- the ultimate outcome of litigation brought against the company, including product liability claims, which could result in commitment of significant resources and time to defend and possible material damages against the company or other unfavorable outcomes;
- a disruption in, or failure of, the company’s information technology systems, including those related to cybersecurity, could adversely affect the company’s business operations and financial performance;
- government regulatory and legislative initiatives including environmental, healthcare, privacy and tax matters;
- volatility in the capital and financial markets or changes to the credit markets and/or access to those markets;
- changes in interest or foreign exchange rates or the benchmarks used for establishing the rates;

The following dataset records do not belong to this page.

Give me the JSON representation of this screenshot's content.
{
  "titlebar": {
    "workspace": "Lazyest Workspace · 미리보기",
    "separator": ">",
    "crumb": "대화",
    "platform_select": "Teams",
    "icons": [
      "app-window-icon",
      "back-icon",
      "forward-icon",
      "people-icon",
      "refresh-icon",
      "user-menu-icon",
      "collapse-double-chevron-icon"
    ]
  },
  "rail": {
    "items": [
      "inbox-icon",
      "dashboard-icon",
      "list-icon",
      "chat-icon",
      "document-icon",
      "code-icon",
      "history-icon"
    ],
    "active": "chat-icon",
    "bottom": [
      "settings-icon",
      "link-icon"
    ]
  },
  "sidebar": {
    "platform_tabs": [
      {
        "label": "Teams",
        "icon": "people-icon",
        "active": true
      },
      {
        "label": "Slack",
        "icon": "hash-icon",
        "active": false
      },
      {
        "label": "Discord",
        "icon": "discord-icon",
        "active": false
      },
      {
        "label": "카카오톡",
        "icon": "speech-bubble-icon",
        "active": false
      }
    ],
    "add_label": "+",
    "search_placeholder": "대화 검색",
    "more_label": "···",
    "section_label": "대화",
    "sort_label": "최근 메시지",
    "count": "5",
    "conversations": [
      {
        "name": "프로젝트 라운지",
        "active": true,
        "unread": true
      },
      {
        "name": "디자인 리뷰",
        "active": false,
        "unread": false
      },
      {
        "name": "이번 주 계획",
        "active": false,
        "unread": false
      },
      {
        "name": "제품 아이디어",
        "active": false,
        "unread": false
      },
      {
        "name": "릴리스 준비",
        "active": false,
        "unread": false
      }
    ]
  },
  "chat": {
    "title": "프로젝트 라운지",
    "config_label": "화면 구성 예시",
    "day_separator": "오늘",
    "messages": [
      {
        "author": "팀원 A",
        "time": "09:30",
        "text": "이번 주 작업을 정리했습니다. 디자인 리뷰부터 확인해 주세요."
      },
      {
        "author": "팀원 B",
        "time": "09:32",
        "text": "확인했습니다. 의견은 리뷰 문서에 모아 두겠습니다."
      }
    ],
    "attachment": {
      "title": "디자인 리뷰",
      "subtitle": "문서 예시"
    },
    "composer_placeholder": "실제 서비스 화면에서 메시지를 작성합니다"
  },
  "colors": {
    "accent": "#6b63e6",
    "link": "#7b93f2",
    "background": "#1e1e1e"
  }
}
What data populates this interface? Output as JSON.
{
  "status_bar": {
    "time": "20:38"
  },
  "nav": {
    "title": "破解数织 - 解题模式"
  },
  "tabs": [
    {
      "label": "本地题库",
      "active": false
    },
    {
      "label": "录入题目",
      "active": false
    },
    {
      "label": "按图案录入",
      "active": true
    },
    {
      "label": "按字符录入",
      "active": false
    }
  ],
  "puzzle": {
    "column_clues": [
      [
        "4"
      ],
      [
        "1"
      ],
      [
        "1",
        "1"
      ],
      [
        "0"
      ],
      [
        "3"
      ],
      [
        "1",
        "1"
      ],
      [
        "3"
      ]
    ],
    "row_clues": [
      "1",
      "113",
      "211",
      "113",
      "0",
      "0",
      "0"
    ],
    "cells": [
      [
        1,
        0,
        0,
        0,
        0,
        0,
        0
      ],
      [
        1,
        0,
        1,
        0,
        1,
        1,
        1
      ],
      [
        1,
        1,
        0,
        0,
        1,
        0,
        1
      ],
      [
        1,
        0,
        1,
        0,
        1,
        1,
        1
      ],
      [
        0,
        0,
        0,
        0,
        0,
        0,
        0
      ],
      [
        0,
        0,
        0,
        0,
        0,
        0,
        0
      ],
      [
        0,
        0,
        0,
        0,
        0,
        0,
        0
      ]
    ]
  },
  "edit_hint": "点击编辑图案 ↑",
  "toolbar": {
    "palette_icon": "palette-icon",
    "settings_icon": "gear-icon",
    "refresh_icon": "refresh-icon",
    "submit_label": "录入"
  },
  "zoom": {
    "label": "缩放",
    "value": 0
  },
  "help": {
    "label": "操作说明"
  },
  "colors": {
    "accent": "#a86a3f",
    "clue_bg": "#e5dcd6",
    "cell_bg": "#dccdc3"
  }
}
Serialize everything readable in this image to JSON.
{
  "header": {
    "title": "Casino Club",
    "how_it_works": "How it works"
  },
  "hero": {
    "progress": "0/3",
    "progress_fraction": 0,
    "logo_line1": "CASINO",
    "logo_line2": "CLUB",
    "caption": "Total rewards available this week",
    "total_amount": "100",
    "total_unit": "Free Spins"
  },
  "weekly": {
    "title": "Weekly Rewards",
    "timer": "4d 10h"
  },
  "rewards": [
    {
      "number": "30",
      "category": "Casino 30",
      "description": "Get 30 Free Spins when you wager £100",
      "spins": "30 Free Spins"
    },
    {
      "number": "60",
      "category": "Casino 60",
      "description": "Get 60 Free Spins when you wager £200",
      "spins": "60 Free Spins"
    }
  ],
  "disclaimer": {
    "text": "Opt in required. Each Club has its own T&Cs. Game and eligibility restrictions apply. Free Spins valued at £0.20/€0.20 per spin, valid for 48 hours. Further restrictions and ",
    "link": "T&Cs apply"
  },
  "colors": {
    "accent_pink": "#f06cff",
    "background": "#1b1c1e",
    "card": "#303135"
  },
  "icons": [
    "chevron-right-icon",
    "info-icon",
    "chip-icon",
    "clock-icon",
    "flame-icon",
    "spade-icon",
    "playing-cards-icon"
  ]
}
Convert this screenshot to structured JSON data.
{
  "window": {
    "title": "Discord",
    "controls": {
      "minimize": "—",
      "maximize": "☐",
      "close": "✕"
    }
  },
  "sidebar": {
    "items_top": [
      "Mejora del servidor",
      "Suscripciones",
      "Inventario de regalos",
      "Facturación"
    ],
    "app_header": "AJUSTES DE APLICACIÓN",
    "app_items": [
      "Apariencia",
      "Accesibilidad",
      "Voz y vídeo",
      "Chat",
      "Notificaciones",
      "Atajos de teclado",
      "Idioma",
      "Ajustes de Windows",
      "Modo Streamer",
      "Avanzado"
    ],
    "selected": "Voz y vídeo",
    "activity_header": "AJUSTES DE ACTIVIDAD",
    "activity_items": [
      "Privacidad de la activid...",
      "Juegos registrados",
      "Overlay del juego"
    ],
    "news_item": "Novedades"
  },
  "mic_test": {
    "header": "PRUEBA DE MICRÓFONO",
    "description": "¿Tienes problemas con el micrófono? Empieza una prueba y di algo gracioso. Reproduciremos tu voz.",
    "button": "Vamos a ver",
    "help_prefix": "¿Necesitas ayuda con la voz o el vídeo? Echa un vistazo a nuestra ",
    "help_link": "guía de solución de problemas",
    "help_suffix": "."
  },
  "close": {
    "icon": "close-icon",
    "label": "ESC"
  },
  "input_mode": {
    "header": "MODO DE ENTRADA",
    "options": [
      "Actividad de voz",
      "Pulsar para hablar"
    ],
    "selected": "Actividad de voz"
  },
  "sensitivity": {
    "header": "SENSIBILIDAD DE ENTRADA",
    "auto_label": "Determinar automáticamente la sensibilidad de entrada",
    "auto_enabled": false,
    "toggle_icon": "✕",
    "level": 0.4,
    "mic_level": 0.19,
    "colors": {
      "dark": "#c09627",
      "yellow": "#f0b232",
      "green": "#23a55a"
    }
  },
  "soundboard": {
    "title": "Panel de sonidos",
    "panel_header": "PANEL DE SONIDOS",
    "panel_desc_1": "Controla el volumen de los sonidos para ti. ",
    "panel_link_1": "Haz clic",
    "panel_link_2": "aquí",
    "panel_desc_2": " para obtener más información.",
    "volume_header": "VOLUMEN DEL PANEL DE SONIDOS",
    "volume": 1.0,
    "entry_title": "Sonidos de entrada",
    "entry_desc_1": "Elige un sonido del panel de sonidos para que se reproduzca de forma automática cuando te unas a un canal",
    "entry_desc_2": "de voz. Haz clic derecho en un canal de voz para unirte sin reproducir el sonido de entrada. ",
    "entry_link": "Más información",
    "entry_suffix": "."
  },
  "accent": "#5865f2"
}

- an adverse change in the company’s credit ratings, which could increase borrowing costs and/or hamper access to the credit markets;
- failure to implement information technologies or related systems, including failure by the company to successfully implement ERP systems;
- the risks associated with doing business outside of the U.S.;
- technology advancements;
- the inability to recover the costs to refresh existing products or develop and test new products or processes;
- the impact of labor problems, including labor disruptions at the company, its joint ventures, or at one or more of its large customers or suppliers;
- failure to attract or retain key personnel;
- changes in pension expense and/or funding resulting from the company’s pension strategy, investment performance of the company’s pension plan assets and changes in discount rate or expected return on plan assets assumptions, or changes to related accounting regulations;
- changes in the company’s relationship with its joint venture partners or suppliers, including any changes with respect to its former PCT joint venture’s production of TBR products;
- the ability to find and develop alternative sources for products supplied by PCT;
- a variety of factors, including market conditions, may affect the actual amount expended on stock repurchases; the company’s ability to consummate stock repurchases; changes in the company’s results of operations or financial conditions or strategic priorities may lead to a modification, suspension or cancellation of stock repurchases, which may occur at any time;
- the inability to adequately protect the company’s intellectual property rights; and
- the inability to use deferred tax assets.
It is not possible to foresee or identify all such factors. Any forward-looking statements in this release are based on certain assumptions and analyses made by the company in light of its experience and perception of historical trends, current conditions, expected future developments and other factors it believes are appropriate in the circumstances. Prospective investors are cautioned that any such statements are not a guarantee of future performance and actual results or developments may differ materially from those projected.
The company makes no commitment to update any forward-looking statement included herein or to disclose any facts, events or circumstances that may affect the accuracy of any forward-looking statement, except as required by law. Further information covering issues that could materially affect financial performance is contained in the company’s filings with the U.S. Securities and Exchange Commission (“SEC”).
About Cooper Tire & Rubber Company
Cooper Tire & Rubber Company (NYSE: CTB) is the parent company of a global family of companies that specializes in the design, manufacture, marketing and sale of passenger car, light truck, medium truck, motorcycle and racing tires. Cooper’s headquarters is in Findlay, Ohio, with manufacturing, sales, distribution, technical and design operations within its family of companies located in more than one dozen countries around the world. For more information on Cooper, visit www.coopertire.com, www.facebook.com/coopertire or www.twitter.com/coopertire.